FIBA Asia U18 Championship for Women): Now, are Japan and
China the two best teams deserving to contest the gold medal at the
21st FIBA Asia U18 Championship for Women? The answer is an emphatic yes. Will the better among the two be the
one to emerge as the champion? The answer is an obvious yes.
is that one team which the other doesn’t that might tilt the scales one way or
the other? That question can’t be answered in a monosyllable, or for that matter
in a cut-and-dry manner.
and Japan have contested the gold medal game five teams including the last three
occasions. China have won four of them including the one at the previous edition
at the 20th FIBA Asia U18 Championship for Women at Surat Thani (Thailand) in 2010. But history may remember the
current coach of the Japanese team was also the coach the girls from the Land of
Rising Sun won their maiden gold medal at the 19th FIBA Asia U18 Championship
for Women at Medan (Indonesia) in 2008.
as the Saturday evening fever grips Stadium Bandaraya will be two teams who have
shown amazing talent, absorbing temperament and an astounding ability to raise
their game when push comes to shove. These were the ingredients that took China
and Japan to win four out of five games in Level I, and took China to win their
fifth against Japan.
have relied to a large extent individual brilliance to spark a streak for their
quest of an unprecedented 13th gold medal, while Japan have shown some
remarkable team work in their attempt for only the second gold medal.
Isshiki carries a 18-2 record in three editions of this event, but both those
defeats have come against the Chinese, the most recent in the Level I Prelim
Round encounter here, when China clinched the issue 73-67 using their size
and strength to counter Japanese speed.
learnt a lot of lessons from that defeat,” said Isshiki.
had a consistent show so far. And we are getting well into our rhythm,” he added
after Japan defeated Chinese Taipei 113-55 in the semifinals on
what to expect,” countered China coach Li Xin after her team had scored an
equally facile 72-46 triumph against Korea in the earlier
have improved a lot from the previous game against Japan,” added the member of
the Chinese team that won the silver medal at the 1992 Barcelona Olympics.

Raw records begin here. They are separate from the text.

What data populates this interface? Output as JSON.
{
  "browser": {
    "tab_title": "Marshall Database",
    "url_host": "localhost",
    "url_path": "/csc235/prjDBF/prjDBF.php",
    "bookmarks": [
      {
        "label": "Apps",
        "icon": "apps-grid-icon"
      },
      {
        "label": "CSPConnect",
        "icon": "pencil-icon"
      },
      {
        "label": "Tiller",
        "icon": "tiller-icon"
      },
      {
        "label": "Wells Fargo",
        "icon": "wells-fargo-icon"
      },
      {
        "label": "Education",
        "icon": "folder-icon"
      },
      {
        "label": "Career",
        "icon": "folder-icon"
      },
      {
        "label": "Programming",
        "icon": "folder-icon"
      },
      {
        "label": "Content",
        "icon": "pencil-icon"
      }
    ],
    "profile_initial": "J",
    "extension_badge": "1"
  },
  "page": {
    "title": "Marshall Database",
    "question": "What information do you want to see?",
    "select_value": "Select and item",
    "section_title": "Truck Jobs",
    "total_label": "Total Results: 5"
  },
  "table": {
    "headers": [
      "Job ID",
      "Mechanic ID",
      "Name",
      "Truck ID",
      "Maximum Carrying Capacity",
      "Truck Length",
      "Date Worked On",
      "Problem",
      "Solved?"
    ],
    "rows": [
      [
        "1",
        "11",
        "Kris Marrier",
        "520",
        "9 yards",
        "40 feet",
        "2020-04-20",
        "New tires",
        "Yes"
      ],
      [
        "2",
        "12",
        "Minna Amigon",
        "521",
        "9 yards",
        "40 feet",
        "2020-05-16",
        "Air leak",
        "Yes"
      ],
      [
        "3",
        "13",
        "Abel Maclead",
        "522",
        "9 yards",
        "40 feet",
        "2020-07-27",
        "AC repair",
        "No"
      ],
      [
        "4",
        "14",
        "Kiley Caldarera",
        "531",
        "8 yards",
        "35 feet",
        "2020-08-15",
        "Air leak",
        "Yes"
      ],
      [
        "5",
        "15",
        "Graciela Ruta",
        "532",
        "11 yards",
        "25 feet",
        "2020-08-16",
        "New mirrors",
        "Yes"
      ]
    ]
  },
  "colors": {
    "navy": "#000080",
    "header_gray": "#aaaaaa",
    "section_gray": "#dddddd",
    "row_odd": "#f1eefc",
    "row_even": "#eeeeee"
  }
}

Playmaker Yang Liwei has been lynchpin of the Chinese assault here.
The youngster shone only in patches in the Prelim Round games – and all China’s
wins came when she did – but the manner in which she struck a purple patch must
surely be a cause for worry for Japan.
Liting and Hu Yaoming have been their usual selves strutting their size and
strength with some solid inside play – although the latter’s penchant to run
into foul trouble is a thorn in China’s flesh – and Gong Li has been as gangling
Countering this is Japan’s sublime style led by Miyuki Kawamura and
Yunika Nakamura with some speedy support from the little Saori
Nakamura, who was elected to the All Stars at the 2012 FIBA U17 World Championship for Women in Amsterdam (The Netherlands) only last month, where Japan finished
an impressive fourth has been used very sparingly by Isshiki. But she has
dazzled in the time she has got on court.
on the other hand, has started most of the games and been the bulwark of the
said, there always is a surprise element that’s involved in any gold medal game,
especially in one that involves the junior women’s team of Japan and Korea. That
element is what will cause the explosion to the gold!
Mageshwaran / FIBA Asia
Photo & Collage: Milad Payami / FIBA Asia